–contains an iron core that select the desired inductance value
magnifies magnetic field
–used in radio receivers to select a
effects
desired frequency.
–used to tune in ultra-
high-frequency signals, i.e.
RF signals
Inductor Variations —III

•Chokes •Toroidal coil


–general-purpose inductors –resembles a donut with a
that act to limit or suppress wire wrapping
fluctuating current.
–high inductance per
–some use a resistor-like color volume ratios, high quality
code to specify inductance factors, self-shielding, can
values. be operated at extremely
high frequencies
Inductor Symbols
Inductors

What happens to the light bulb when the switch is closed?

What happens to the light bulb when the switch is then opened?
Transformers
B •Let two inductors share the same
volume
•You can (should) give them an
iron core too
N1 turns

N2 turns
•The EMF’s can be calculated from
the flux
d  B1 d B E1 E2

E1     N1 N1 N 2
dt dt
d B2 dB
E2     N2
dt dt
•The magnetic flux must be
changing
•Only works for AC
What Transformers are Good For
•Their main purpose in life is to change the voltage
V1 = 120 V
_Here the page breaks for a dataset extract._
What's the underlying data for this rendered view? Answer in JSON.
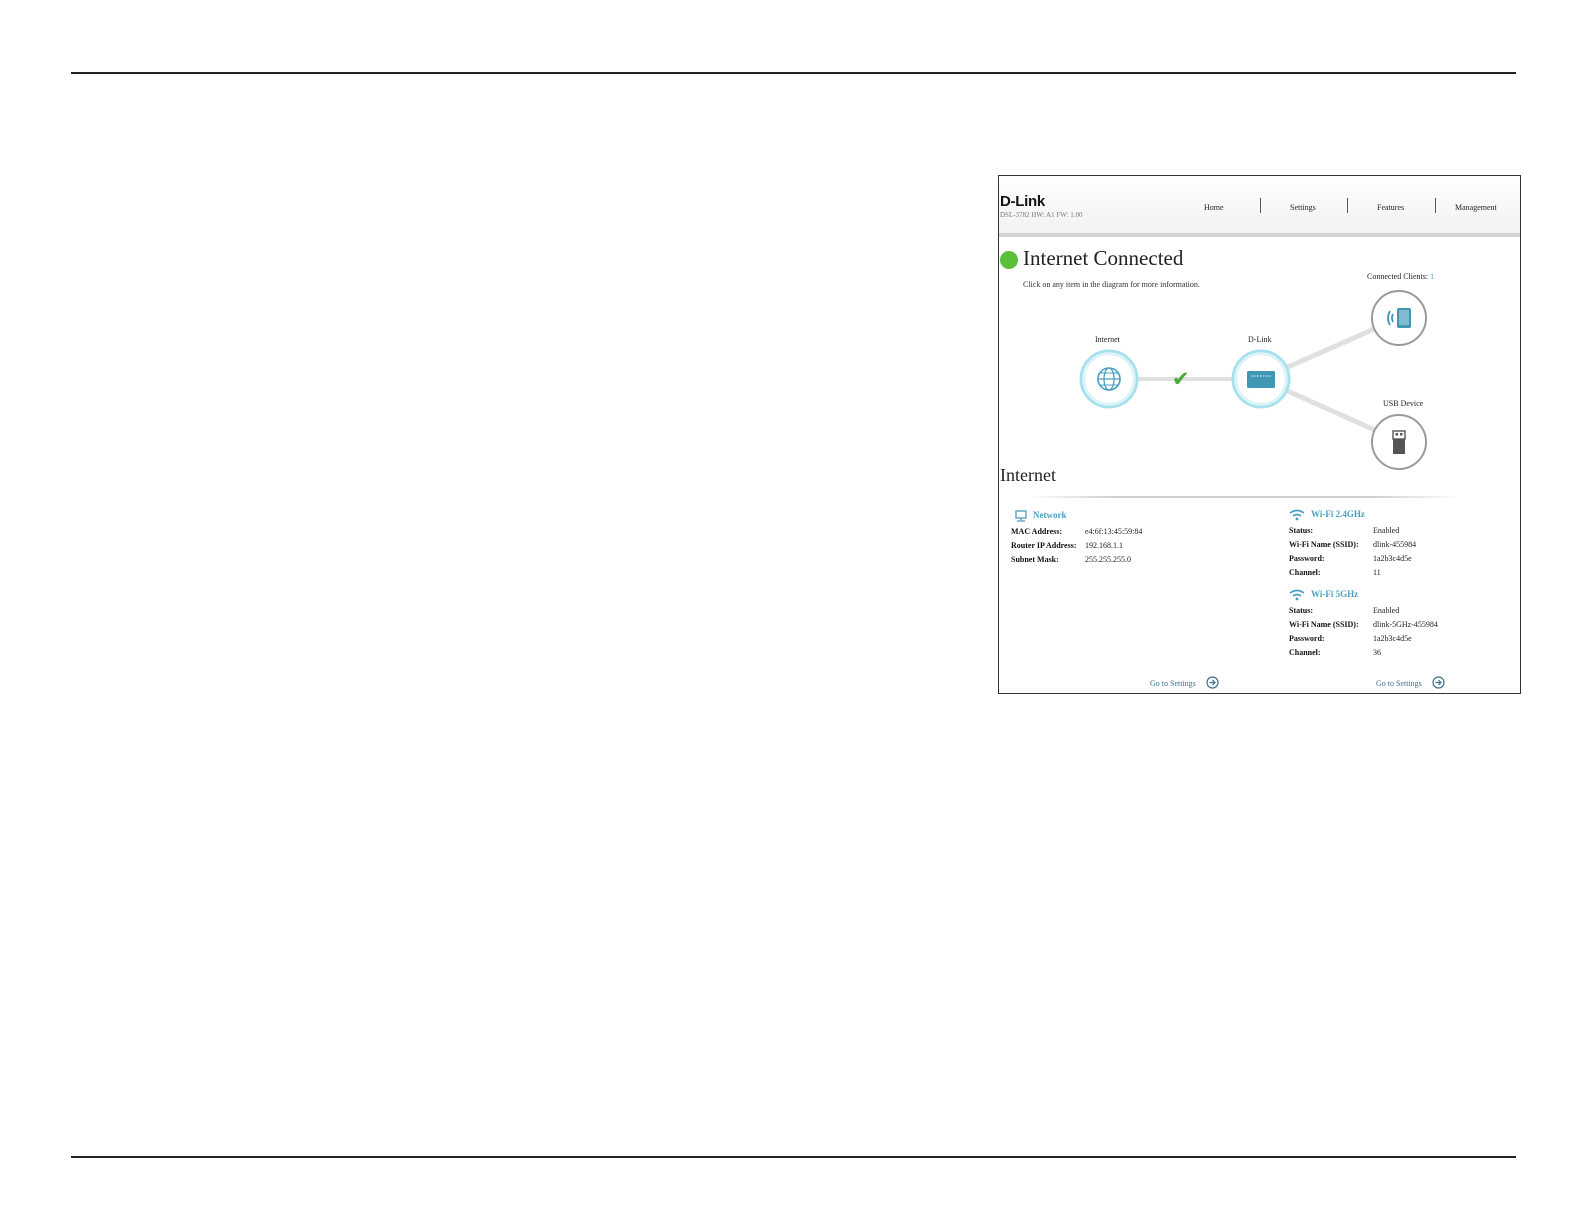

A 120 V AC source is fed into a

N2 =5000
N1 =500

V2 = ?
transformer, with N1 = 500 turns on
the primary coil, and N2 = 5000 turns
on the secondary. What is the
voltage out of the transformer?
E1 E2
 •Voltage can increases, does that mean power
N1 N 2 increases?
•When you increase voltage, you decrease
120 V V2 current P  I V I1V1  I 2V2

500 5000 •In an ideal transformer, the product is
conserved
5000 120 V  Realistic
V2   1200 V transformers are
500
80-95% efficient
Transformers and Power Transmission

Generator Transmission House


500 V Line 100 kV Current
120 V
•Why transmit at 10 kV, instead of 500 V or 120 V?
•Transmission wires are long – they have a lot of
V1
resistance I2  I1
•By using a step up transformer, we increase the voltage V2
and decrease the current 2
 V1 
•Power lost for a resistor is: P = I 2rms R  I1rms R 
2 2

•You then step it down so you 
 2V
don’t kill the customer